Collection entries:
# # # # # # #
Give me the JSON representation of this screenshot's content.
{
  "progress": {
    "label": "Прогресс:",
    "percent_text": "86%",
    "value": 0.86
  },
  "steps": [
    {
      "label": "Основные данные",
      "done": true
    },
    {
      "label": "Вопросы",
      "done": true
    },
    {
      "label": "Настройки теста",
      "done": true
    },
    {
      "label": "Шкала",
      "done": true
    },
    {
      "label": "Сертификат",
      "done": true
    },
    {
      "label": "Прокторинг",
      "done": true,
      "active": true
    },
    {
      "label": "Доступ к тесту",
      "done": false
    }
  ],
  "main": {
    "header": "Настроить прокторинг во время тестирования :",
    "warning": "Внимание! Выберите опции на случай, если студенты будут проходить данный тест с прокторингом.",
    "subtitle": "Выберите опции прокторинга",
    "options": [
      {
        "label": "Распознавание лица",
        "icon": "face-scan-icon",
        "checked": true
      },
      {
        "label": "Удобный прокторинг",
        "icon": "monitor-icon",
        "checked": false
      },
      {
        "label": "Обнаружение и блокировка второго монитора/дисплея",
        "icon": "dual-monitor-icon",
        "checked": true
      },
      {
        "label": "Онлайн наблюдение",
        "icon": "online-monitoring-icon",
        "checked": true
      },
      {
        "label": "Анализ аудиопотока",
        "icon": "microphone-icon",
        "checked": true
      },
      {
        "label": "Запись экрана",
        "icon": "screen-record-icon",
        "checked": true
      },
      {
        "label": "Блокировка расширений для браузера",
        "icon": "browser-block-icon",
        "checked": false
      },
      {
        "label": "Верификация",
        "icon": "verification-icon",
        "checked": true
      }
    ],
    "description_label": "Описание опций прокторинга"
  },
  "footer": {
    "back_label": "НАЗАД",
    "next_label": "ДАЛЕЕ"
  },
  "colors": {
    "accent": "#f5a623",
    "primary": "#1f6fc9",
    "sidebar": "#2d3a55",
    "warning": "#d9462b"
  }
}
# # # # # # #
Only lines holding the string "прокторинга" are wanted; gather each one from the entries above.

SOLUTION TO THIS TASK:
    "subtitle": "Выберите опции прокторинга",
    "description_label": "Описание опций прокторинга"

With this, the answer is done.